Problem details:
Could you give the entries back exactly as they stand, minus any pictures?

[Source records]
►

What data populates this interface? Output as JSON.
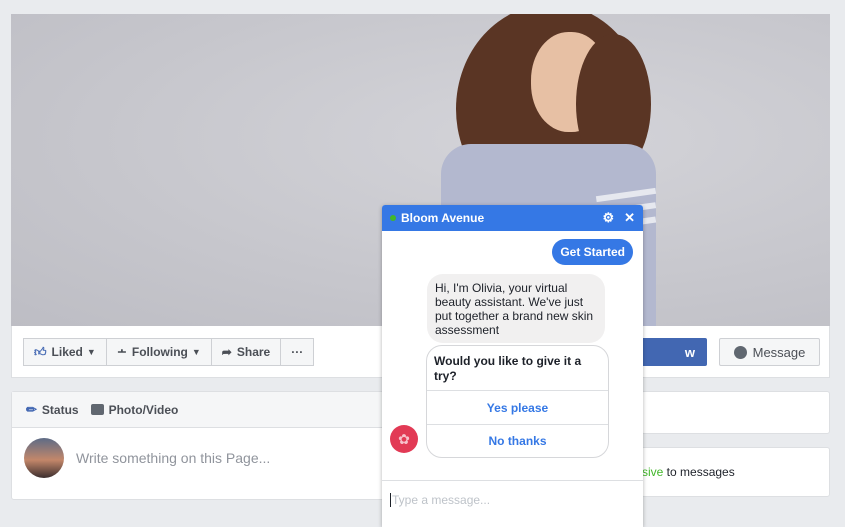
{
  "actions": {
    "liked": "Liked",
    "following": "Following",
    "share": "Share",
    "more": "···",
    "blue_button_tail": "w",
    "message": "Message"
  },
  "composer": {
    "status": "Status",
    "photo_video": "Photo/Video",
    "placeholder": "Write something on this Page..."
  },
  "sidebar": {
    "responsive_fragment": "sive",
    "responsive_rest": " to messages"
  },
  "chat": {
    "page_name": "Bloom Avenue",
    "get_started": "Get Started",
    "bot_message": "Hi, I'm Olivia, your virtual beauty assistant.  We've just put together a brand new skin assessment",
    "question": "Would you like to give it a try?",
    "options": [
      "Yes please",
      "No thanks"
    ],
    "input_placeholder": "Type a message..."
  },
  "colors": {
    "facebook_blue": "#4267b2",
    "messenger_blue": "#3578e5",
    "online_green": "#42b72a",
    "bot_avatar": "#e23a55"
  }
}
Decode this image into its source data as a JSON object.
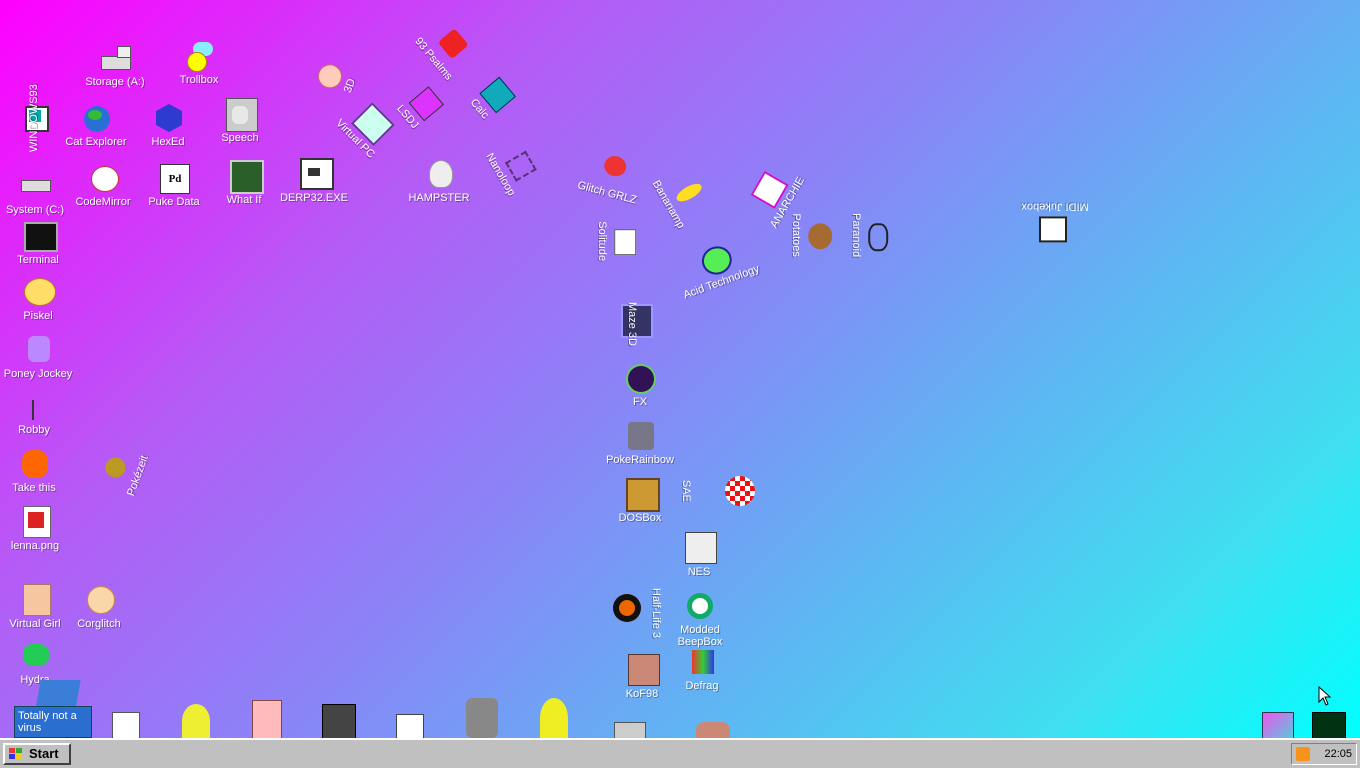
{
  "desktop": {
    "icons": {
      "storage_a": "Storage (A:)",
      "trollbox": "Trollbox",
      "windows93": "WINDOWS93",
      "cat_explorer": "Cat Explorer",
      "hexed": "HexEd",
      "speech": "Speech",
      "system_c": "System (C:)",
      "codemirror": "CodeMirror",
      "puke_data": "Puke Data",
      "what_if": "What If",
      "derp32": "DERP32.EXE",
      "three_d": "3D",
      "virtual_pc": "Virtual PC",
      "psalms": "93 Psalms",
      "lsdj": "LSDJ",
      "calc": "Calc",
      "hampster": "HAMPSTER",
      "nanoloop": "Nanoloop",
      "glitch_grlz": "Glitch GRLZ",
      "bananamp": "Bananamp",
      "anarchie": "ANARCHIE",
      "terminal": "Terminal",
      "piskel": "Piskel",
      "poney_jockey": "Poney Jockey",
      "robby": "Robby",
      "take_this": "Take this",
      "pokezeit": "Pokézeit",
      "lenna": "lenna.png",
      "virtual_girl": "Virtual Girl",
      "corglitch": "Corglitch",
      "hydra": "Hydra",
      "totally_not_a_virus": "Totally not a virus",
      "solitude": "Solitude",
      "acid_technology": "Acid Technology",
      "potatoes": "Potatoes",
      "paranoid": "Paranoid",
      "midi_jukebox": "MIDI Jukebox",
      "maze3d": "Maze 3D",
      "fx": "FX",
      "pokerainbow": "PokeRainbow",
      "dosbox": "DOSBox",
      "sae": "SAE",
      "nes": "NES",
      "halflife3": "Half-Life 3",
      "modded_beepbox": "Modded BeepBox",
      "kof98": "KoF98",
      "defrag": "Defrag"
    }
  },
  "taskbar": {
    "start_label": "Start",
    "clock": "22:05"
  }
}
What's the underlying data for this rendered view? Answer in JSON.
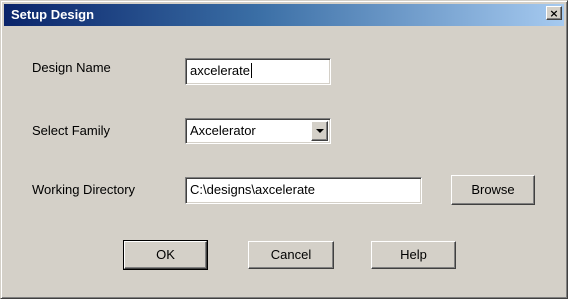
{
  "window": {
    "title": "Setup Design",
    "close_glyph": "×"
  },
  "form": {
    "design_name_label": "Design Name",
    "design_name_value": "axcelerate",
    "family_label": "Select Family",
    "family_value": "Axcelerator",
    "dir_label": "Working Directory",
    "dir_value": "C:\\designs\\axcelerate"
  },
  "buttons": {
    "browse": "Browse",
    "ok": "OK",
    "cancel": "Cancel",
    "help": "Help"
  },
  "icons": {
    "close": "close-icon",
    "dropdown": "chevron-down-icon"
  }
}
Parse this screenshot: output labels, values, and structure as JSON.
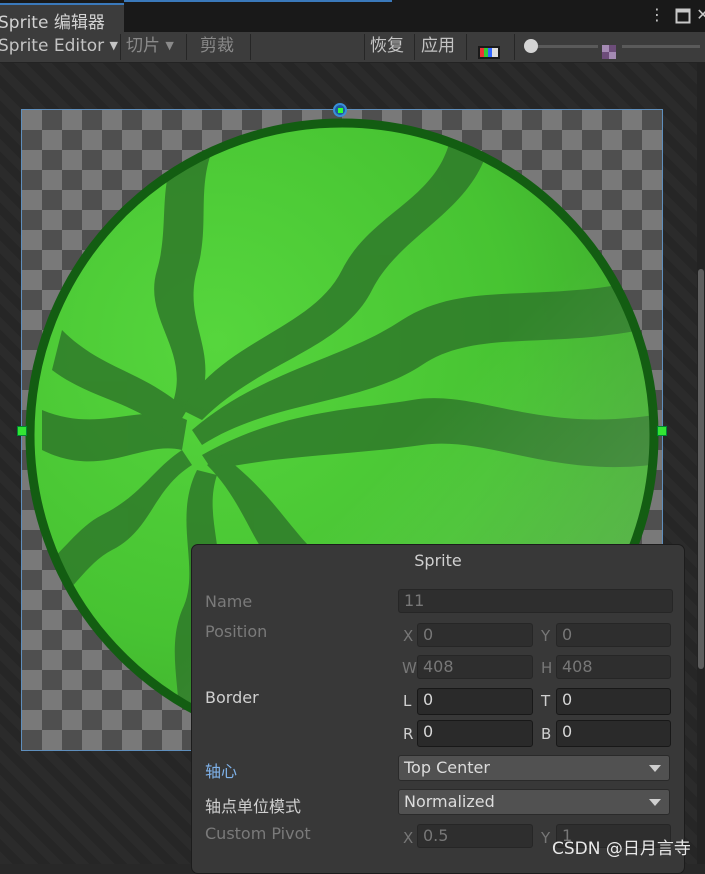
{
  "window": {
    "tab_title": "Sprite 编辑器"
  },
  "toolbar": {
    "mode_label": "Sprite Editor",
    "slice_label": "切片",
    "trim_label": "剪裁",
    "revert_label": "恢复",
    "apply_label": "应用"
  },
  "panel": {
    "title": "Sprite",
    "name_label": "Name",
    "name_value": "11",
    "position_label": "Position",
    "pos_x_label": "X",
    "pos_x": "0",
    "pos_y_label": "Y",
    "pos_y": "0",
    "pos_w_label": "W",
    "pos_w": "408",
    "pos_h_label": "H",
    "pos_h": "408",
    "border_label": "Border",
    "border_l_label": "L",
    "border_l": "0",
    "border_t_label": "T",
    "border_t": "0",
    "border_r_label": "R",
    "border_r": "0",
    "border_b_label": "B",
    "border_b": "0",
    "pivot_label": "轴心",
    "pivot_value": "Top Center",
    "pivot_unit_label": "轴点单位模式",
    "pivot_unit_value": "Normalized",
    "custom_pivot_label": "Custom Pivot",
    "cp_x_label": "X",
    "cp_x": "0.5",
    "cp_y_label": "Y",
    "cp_y": "1"
  },
  "watermark": "CSDN @日月言寺",
  "colors": {
    "accent": "#3a79bb",
    "link": "#7fb2ea",
    "handle": "#33e633"
  }
}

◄

The answer:
What data populates this interface? Output as JSON.
{
  "actions": {
    "liked": "Liked",
    "following": "Following",
    "share": "Share",
    "more": "···",
    "blue_button_tail": "w",
    "message": "Message"
  },
  "composer": {
    "status": "Status",
    "photo_video": "Photo/Video",
    "placeholder": "Write something on this Page..."
  },
  "sidebar": {
    "responsive_fragment": "sive",
    "responsive_rest": " to messages"
  },
  "chat": {
    "page_name": "Bloom Avenue",
    "get_started": "Get Started",
    "bot_message": "Hi, I'm Olivia, your virtual beauty assistant.  We've just put together a brand new skin assessment",
    "question": "Would you like to give it a try?",
    "options": [
      "Yes please",
      "No thanks"
    ],
    "input_placeholder": "Type a message..."
  },
  "colors": {
    "facebook_blue": "#4267b2",
    "messenger_blue": "#3578e5",
    "online_green": "#42b72a",
    "bot_avatar": "#e23a55"
  }
}
Decode this image into its source data as a JSON object.
{
  "desktop": {
    "icons": {
      "storage_a": "Storage (A:)",
      "trollbox": "Trollbox",
      "windows93": "WINDOWS93",
      "cat_explorer": "Cat Explorer",
      "hexed": "HexEd",
      "speech": "Speech",
      "system_c": "System (C:)",
      "codemirror": "CodeMirror",
      "puke_data": "Puke Data",
      "what_if": "What If",
      "derp32": "DERP32.EXE",
      "three_d": "3D",
      "virtual_pc": "Virtual PC",
      "psalms": "93 Psalms",
      "lsdj": "LSDJ",
      "calc": "Calc",
      "hampster": "HAMPSTER",
      "nanoloop": "Nanoloop",
      "glitch_grlz": "Glitch GRLZ",
      "bananamp": "Bananamp",
      "anarchie": "ANARCHIE",
      "terminal": "Terminal",
      "piskel": "Piskel",
      "poney_jockey": "Poney Jockey",
      "robby": "Robby",
      "take_this": "Take this",
      "pokezeit": "Pokézeit",
      "lenna": "lenna.png",
      "virtual_girl": "Virtual Girl",
      "corglitch": "Corglitch",
      "hydra": "Hydra",
      "totally_not_a_virus": "Totally not a virus",
      "solitude": "Solitude",
      "acid_technology": "Acid Technology",
      "potatoes": "Potatoes",
      "paranoid": "Paranoid",
      "midi_jukebox": "MIDI Jukebox",
      "maze3d": "Maze 3D",
      "fx": "FX",
      "pokerainbow": "PokeRainbow",
      "dosbox": "DOSBox",
      "sae": "SAE",
      "nes": "NES",
      "halflife3": "Half-Life 3",
      "modded_beepbox": "Modded BeepBox",
      "kof98": "KoF98",
      "defrag": "Defrag"
    }
  },
  "taskbar": {
    "start_label": "Start",
    "clock": "22:05"
  }
}
What's the underlying data for this rendered view? Answer in JSON.
{
  "window": {
    "title": "Setup Design",
    "close_glyph": "×"
  },
  "form": {
    "design_name_label": "Design Name",
    "design_name_value": "axcelerate",
    "family_label": "Select Family",
    "family_value": "Axcelerator",
    "dir_label": "Working Directory",
    "dir_value": "C:\\designs\\axcelerate"
  },
  "buttons": {
    "browse": "Browse",
    "ok": "OK",
    "cancel": "Cancel",
    "help": "Help"
  },
  "icons": {
    "close": "close-icon",
    "dropdown": "chevron-down-icon"
  }
}
Parse this screenshot: output labels, values, and structure as JSON.
{
  "window": {
    "tab_title": "Sprite 编辑器"
  },
  "toolbar": {
    "mode_label": "Sprite Editor",
    "slice_label": "切片",
    "trim_label": "剪裁",
    "revert_label": "恢复",
    "apply_label": "应用"
  },
  "panel": {
    "title": "Sprite",
    "name_label": "Name",
    "name_value": "11",
    "position_label": "Position",
    "pos_x_label": "X",
    "pos_x": "0",
    "pos_y_label": "Y",
    "pos_y": "0",
    "pos_w_label": "W",
    "pos_w": "408",
    "pos_h_label": "H",
    "pos_h": "408",
    "border_label": "Border",
    "border_l_label": "L",
    "border_l": "0",
    "border_t_label": "T",
    "border_t": "0",
    "border_r_label": "R",
    "border_r": "0",
    "border_b_label": "B",
    "border_b": "0",
    "pivot_label": "轴心",
    "pivot_value": "Top Center",
    "pivot_unit_label": "轴点单位模式",
    "pivot_unit_value": "Normalized",
    "custom_pivot_label": "Custom Pivot",
    "cp_x_label": "X",
    "cp_x": "0.5",
    "cp_y_label": "Y",
    "cp_y": "1"
  },
  "watermark": "CSDN @日月言寺",
  "colors": {
    "accent": "#3a79bb",
    "link": "#7fb2ea",
    "handle": "#33e633"
  }
}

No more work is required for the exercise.